History and visit the Rue de la Harpe in Paris
This street Ve arrondissement of Paris is used to connect the boulevard Saint-Germain Boulevard Saint-Michel, continuing until Huchette street, formerly called Vielle-buckles. This street takes its name from a sign that was there once after wearing the name rue de l’Ecole de Medecine, St. Cosmas and Hoirs Harcourt.
Tourists who go exploring the rue de la Harpe apercevront how easily this street derives its unrivaled beauty of the presence of a large number of buildings that make up the palace of Thermes. The corner of Two Doors housed a hotel built in the sixteenth century, inhabited by the abbots and Crebillon Choisy. After welcoming Chaumette, Hégésipe Moreau, the hotel was destroyed in 1840. The No. 171 was once the printer Momoro, one of the party leaders Hébertist.
Between No. 110 and 123 was the Saint-Michel which gave access to the house of Philip Augustus. This gate was built in l200 and had been visible at that location until the mid-seventeenth century. In 1684, the gate was demolished to make way for a fountain in the desire to serve Bullet decor.
Historically, the No. 85 is known by the College of Seez which was built there in 1427 by Gregory Langlois, Bishop of Seez. Rebuilt in 1730, then in 1763, the college incorporates thereafter the University.
Any width of the highway was initially set at 10 m by a ministerial decision dated 3 Germinal X, then increased to 13 m by the Royal Decree of 25 November 1836.
Transfer to the Rue de la Harpe in Paris

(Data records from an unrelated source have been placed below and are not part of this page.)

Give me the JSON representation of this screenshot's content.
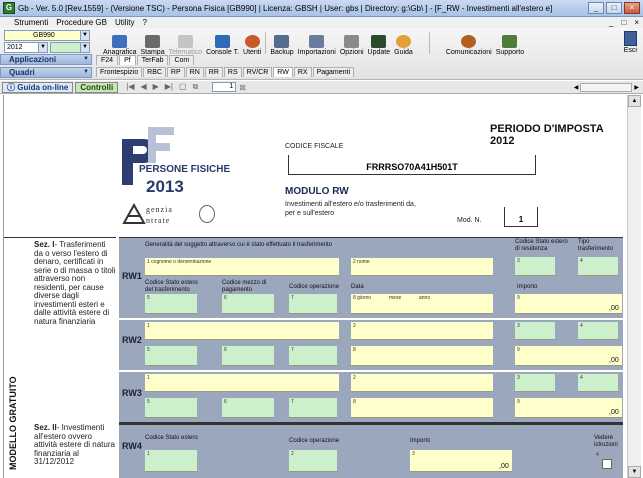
{
  "window": {
    "title": "Gb - Ver. 5.0 [Rev.1559] - (Versione TSC) - Persona Fisica [GB990]   | Licenza: GBSH | User: gbs | Directory: g:\\Gb\\ ] - [F_RW - Investimenti all'estero e]",
    "app_icon": "G",
    "controls": [
      "_",
      "□",
      "×"
    ]
  },
  "menu": {
    "items": [
      "Strumenti",
      "Procedure GB",
      "Utility",
      "?"
    ],
    "right_items": [
      "_",
      "□",
      "×"
    ]
  },
  "selectors": {
    "model": "GB990",
    "year": "2012",
    "applicazioni": "Applicazioni",
    "quadri": "Quadri"
  },
  "toolbar": {
    "tools": [
      {
        "label": "Anagrafica",
        "icon": "registry-icon",
        "color": "#3d6fc1"
      },
      {
        "label": "Stampa",
        "icon": "printer-icon",
        "color": "#555555"
      },
      {
        "label": "Telematico",
        "icon": "telematic-icon",
        "color": "#9a9a9a",
        "disabled": true
      },
      {
        "label": "Console T.",
        "icon": "console-icon",
        "color": "#2f6ab7"
      },
      {
        "label": "Utenti",
        "icon": "users-icon",
        "color": "#c85a2a"
      },
      {
        "label": "Backup",
        "icon": "backup-icon",
        "color": "#556b8f"
      },
      {
        "label": "Importazioni",
        "icon": "import-icon",
        "color": "#6a7da0"
      },
      {
        "label": "Opzioni",
        "icon": "options-icon",
        "color": "#707070"
      },
      {
        "label": "Update",
        "icon": "update-icon",
        "color": "#2c4a2c"
      },
      {
        "label": "Guida",
        "icon": "help-icon",
        "color": "#d98a1a"
      },
      {
        "label": "Comunicazioni",
        "icon": "communications-icon",
        "color": "#b3601f"
      },
      {
        "label": "Supporto",
        "icon": "support-icon",
        "color": "#4d7c3b"
      }
    ],
    "exit_label": "Esci"
  },
  "tabs_row1": {
    "items": [
      "F24",
      "Pf",
      "TerFab",
      "Com"
    ],
    "selected": "Pf"
  },
  "tabs_row2": {
    "items": [
      "Frontespizio",
      "RBC",
      "RP",
      "RN",
      "RR",
      "RS",
      "RV/CR",
      "RW",
      "RX",
      "Pagamenti"
    ],
    "selected": "RW"
  },
  "navbar": {
    "guide_label": "Guida on-line",
    "controls_label": "Controlli",
    "page_value": "1"
  },
  "form": {
    "logo_line1": "PERSONE FISICHE",
    "logo_line2": "2013",
    "agency_line1": "genzia",
    "agency_line2": "ntrate",
    "period": "PERIODO D'IMPOSTA 2012",
    "cf_label": "CODICE FISCALE",
    "cf_value": "FRRRSO70A41H501T",
    "module_title": "MODULO RW",
    "module_subtitle": "Investimenti all'estero e/o trasferimenti da, per e sull'estero",
    "mod_n_label": "Mod. N.",
    "mod_n_value": "1",
    "vertical_label": "MODELLO GRATUITO",
    "sez1_title": "Sez. I",
    "sez1_text": "- Trasferimenti da o verso l'estero di denaro, certificati in serie o di massa o titoli attraverso non residenti, per cause diverse dagli investimenti esteri e dalle attività estere di natura finanziaria",
    "sez2_title": "Sez. II",
    "sez2_text": "- Investimenti all'estero ovvero attività estere di natura finanziaria al 31/12/2012",
    "header_generalita": "Generalità del soggetto attraverso cui è stato effettuato il trasferimento",
    "header_stato_residenza": "Codice Stato estero di residenza",
    "header_tipo": "Tipo trasferimento",
    "rows": [
      {
        "tag": "RW1",
        "f1_text": "1 cognome o denominazione",
        "f2_text": "2 nome",
        "f3": "3",
        "f4": "4",
        "lbl_stato": "Codice Stato estero del trasferimento",
        "lbl_mezzo": "Codice mezzo di pagamento",
        "lbl_operazione": "Codice operazione",
        "lbl_data": "Data",
        "lbl_importo": "Importo",
        "f5": "5",
        "f6": "6",
        "f7": "7",
        "f8_text": "8 giorno",
        "f8_mese": "mese",
        "f8_anno": "anno",
        "f9": "9",
        "decimals": ",00"
      },
      {
        "tag": "RW2",
        "f1": "1",
        "f2": "2",
        "f3": "3",
        "f4": "4",
        "f5": "5",
        "f6": "6",
        "f7": "7",
        "f8": "8",
        "f9": "9",
        "decimals": ",00"
      },
      {
        "tag": "RW3",
        "f1": "1",
        "f2": "2",
        "f3": "3",
        "f4": "4",
        "f5": "5",
        "f6": "6",
        "f7": "7",
        "f8": "8",
        "f9": "9",
        "decimals": ",00"
      },
      {
        "tag": "RW4",
        "lbl_stato": "Codice Stato estero",
        "lbl_operazione": "Codice operazione",
        "lbl_importo": "Importo",
        "lbl_vedere": "Vedere istruzioni",
        "f1": "1",
        "f2": "2",
        "f3": "3",
        "f4": "4",
        "decimals": ",00"
      }
    ]
  }
}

Rue de la Harpe is 19.2 km from Orly airport, 33.4 km from Charles de Gaulle airport and 100 km from Paris Beauvais airport.